President Donald Trump’s son-in-law and senior adviser Jared Kushner dismissed NBA players who’ve opted not to play games as part of a protest against police brutality against Black Americans, saying they are “fortunate” to have enough wealth to “take a night off from work.”
“I think the NBA players are very fortunate that they have the financial position where they’re able to take a night off from work without having to have the consequences for themselves financially,” Kushner said in an interview with CNBC’s “Squawk Box.” “So they have that luxury, which is great.”

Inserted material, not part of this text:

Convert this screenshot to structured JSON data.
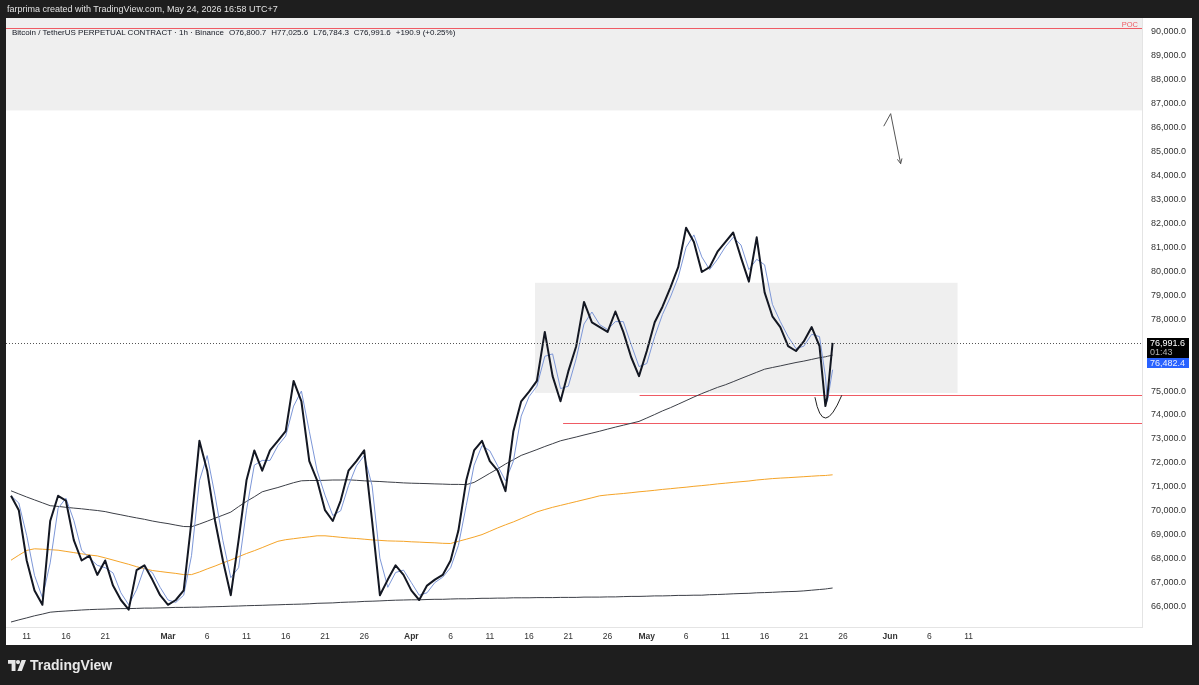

“With the NBA, there’s a lot of activism and I think that they put a lot of slogans out, but I think that we need to turn that from slogans and signals to actual action that’s gonna solve the problem,” he added.
Kushner went on to tout the president’s “historic criminal justice reform,” giving particular mention to the creation of Opportunity Zones, which say states may designate up to 25% of low-income census tracts.
“We just have to take this conversation from an emotional one to a constructive one and say what are the policies that we can agree on,” Kushner said, urging the United States to “come together on a policy platform.”
You can watch Kushner’s interview below.
"The NBA players are very fortunate that they have the financial position where they're able to take a night off from work without having to have the consequences to themselves financially," says White House senior advisor Jared Kushner on the NBA player boycotts last night. pic.twitter.com/nHlRBNIzaf
— Squawk Box (@SquawkCNBC) August 27, 2020
Kushner’s comments come after Marc Short, the Chief of Staff to Vice President Mike Pence, referred to the boycotts as “absurd” and “silly.”
“I don’t know that you’re going to see the administration weigh in on that one way or the other. In my mind, it’s absurd, it’s silly,” Short told CNN’s Alisyn Camerota on “New Day” when asked if the vice president supports the boycott.
“If they want to protest, I don’t think we care,” he added, noting that the administration shouldn’t speak out on the boycott “one way or the other.”